The eclectic mix of contenders still includes 20-year-old amateur Tom Lewis, who shared the lead after the first round with a 65 and held it together until the end of his round when he three-putted the 17th and was fortunate to make bogey on the final hole. His shot from the rough went over the green and was headed out of bounds until the ball hit the stake. He shot 74, and was still only three shots behind.
On the other end of the spectrum was 61-year-old Tom Watson, who put on another memorable show with a hole-in-one on the sixth hole, hitting a pure 4-iron from 160 yards into the wind that took one hop and banged off the pin before dropping into the cup.
"They're all lucky when they go in," Watson said. "But that's what I was aiming at."
The group at 2-under 138 included a former Ryder Cup captain in Tom Lehman (67) and the current captain in Davis Love III (68). They were joined by Masters champion Charl Schwartzel, who has experience with a crowded leaderboard. He was among eight players who had a share of the lead on the final day at Augusta National until he birdied the last four holes to win by two.

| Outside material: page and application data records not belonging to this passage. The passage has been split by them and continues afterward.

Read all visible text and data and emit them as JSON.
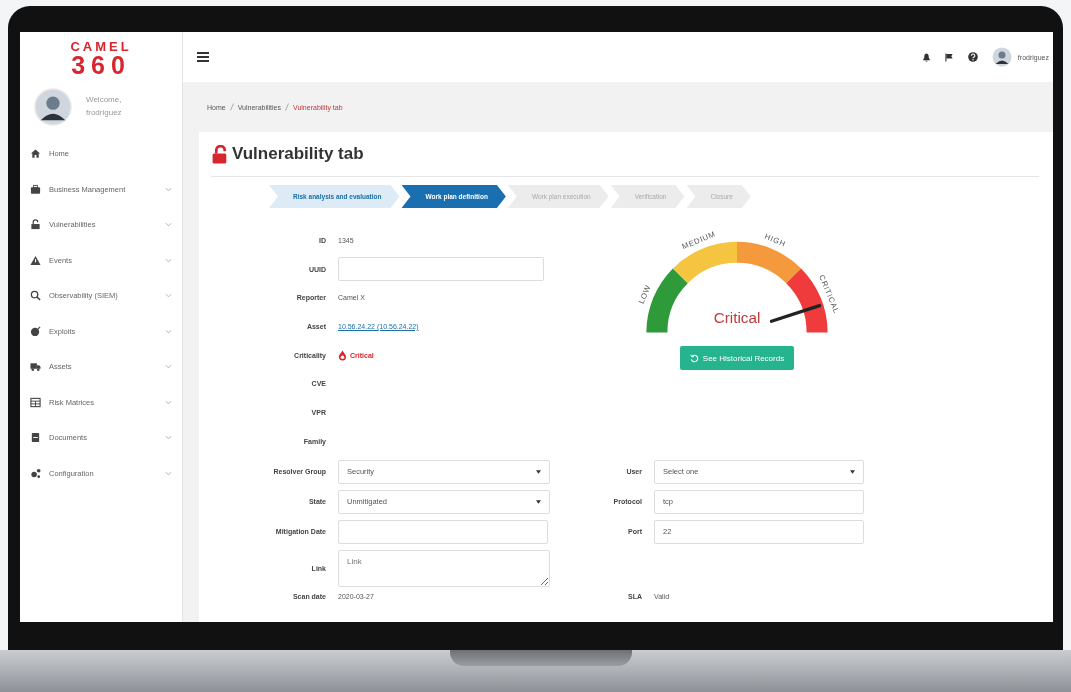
{
  "logo": {
    "line_1": "CAMEL",
    "line_2": "360"
  },
  "user_panel": {
    "greeting": "Welcome,",
    "username": "frodriguez"
  },
  "sidebar": {
    "items": [
      {
        "label": "Home",
        "expandable": false,
        "selected": false
      },
      {
        "label": "Business Management",
        "expandable": true,
        "selected": false
      },
      {
        "label": "Vulnerabilities",
        "expandable": true,
        "selected": false
      },
      {
        "label": "Events",
        "expandable": true,
        "selected": false
      },
      {
        "label": "Observability (SIEM)",
        "expandable": true,
        "selected": false
      },
      {
        "label": "Exploits",
        "expandable": true,
        "selected": false
      },
      {
        "label": "Assets",
        "expandable": true,
        "selected": false
      },
      {
        "label": "Risk Matrices",
        "expandable": true,
        "selected": false
      },
      {
        "label": "Documents",
        "expandable": true,
        "selected": false
      },
      {
        "label": "Configuration",
        "expandable": true,
        "selected": false
      }
    ]
  },
  "header": {
    "username": "frodriguez"
  },
  "breadcrumb": [
    "Home",
    "Vulnerabilities",
    "Vulnerability tab"
  ],
  "page_title": "Vulnerability tab",
  "steps": [
    {
      "label": "Risk analysis and evaluation",
      "done": true,
      "selected": false
    },
    {
      "label": "Work plan definition",
      "done": false,
      "selected": true
    },
    {
      "label": "Work plan execution",
      "done": false,
      "selected": false
    },
    {
      "label": "Verification",
      "done": false,
      "selected": false
    },
    {
      "label": "Closure",
      "done": false,
      "selected": false
    }
  ],
  "details": [
    {
      "label": "ID",
      "kind": "text",
      "value": "1345"
    },
    {
      "label": "UUID",
      "kind": "input"
    },
    {
      "label": "Reporter",
      "kind": "text",
      "value": "Camel X"
    },
    {
      "label": "Asset",
      "kind": "link",
      "value": "10.56.24.22 (10.56.24.22)"
    },
    {
      "label": "Criticality",
      "kind": "badge",
      "value": "Critical"
    },
    {
      "label": "CVE",
      "kind": "text"
    },
    {
      "label": "VPR",
      "kind": "text"
    },
    {
      "label": "Family",
      "kind": "text"
    }
  ],
  "gauge": {
    "level": 0.9,
    "reading": "Critical",
    "segments": [
      {
        "label": "LOW",
        "color": "#2e9a3a"
      },
      {
        "label": "MEDIUM",
        "color": "#f5c542"
      },
      {
        "label": "HIGH",
        "color": "#f59a3c"
      },
      {
        "label": "CRITICAL",
        "color": "#ef3b3b"
      }
    ]
  },
  "history_button": "See Historical Records",
  "form_rows": [
    {
      "left": {
        "label": "Resolver Group",
        "kind": "select",
        "value": "Security"
      },
      "right": {
        "label": "User",
        "kind": "select",
        "value": "Select one"
      }
    },
    {
      "left": {
        "label": "State",
        "kind": "select",
        "value": "Unmitigated"
      },
      "right": {
        "label": "Protocol",
        "kind": "input",
        "value": "tcp"
      }
    },
    {
      "left": {
        "label": "Mitigation Date",
        "kind": "input"
      },
      "right": {
        "label": "Port",
        "kind": "input",
        "value": "22"
      }
    },
    {
      "left": {
        "label": "Link",
        "kind": "textarea",
        "placeholder": "Link"
      }
    },
    {
      "left": {
        "label": "Scan date",
        "kind": "text",
        "value": "2020-03-27"
      },
      "right": {
        "label": "SLA",
        "kind": "text",
        "value": "Valid"
      }
    }
  ]
}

McIlroy was the favorite going into the British Open, and it's hard to rule him out at only four shots behind. At times the kid looked as though he was ready to make a move, only to miss a key putt for find a bunker that led to bogey.
Even so, he was right where he needed to be.
"I think you'll see a lot of chopping and changing at the top of the leaderboard," he said. "It's the most open Open I've seen in a long time. Yeah, I think it'll be excited to be a part of, and it'll be excited to watch over the next two days."
It wasn't much fun for him to be watching from his house early Friday, when the day started under so much sunshine and so little wind that low scores were anticipated until the gusts arrived in the afternoon, about the time McIlroy was to tee off.
"It's the first Open Championship round I've played in short sleeves the whole time," Glover said.
But it didn't work out that way. There were enough tricky pins to keep anyone from doing better than a 67, and as lunchtime approached, the wind shifted to the opposite direction and made the closing holes as tough as ever.
Glover fired at a tight pin on No. 2 for birdie, and picked up another shot on the downwind, par-5 seventh that could easily be reached in two. A bogey on the 10th hole was his last of the round.
"I didn't hole as many putts as I did yesterday," Glover said. "But I'm happy to grind out even par."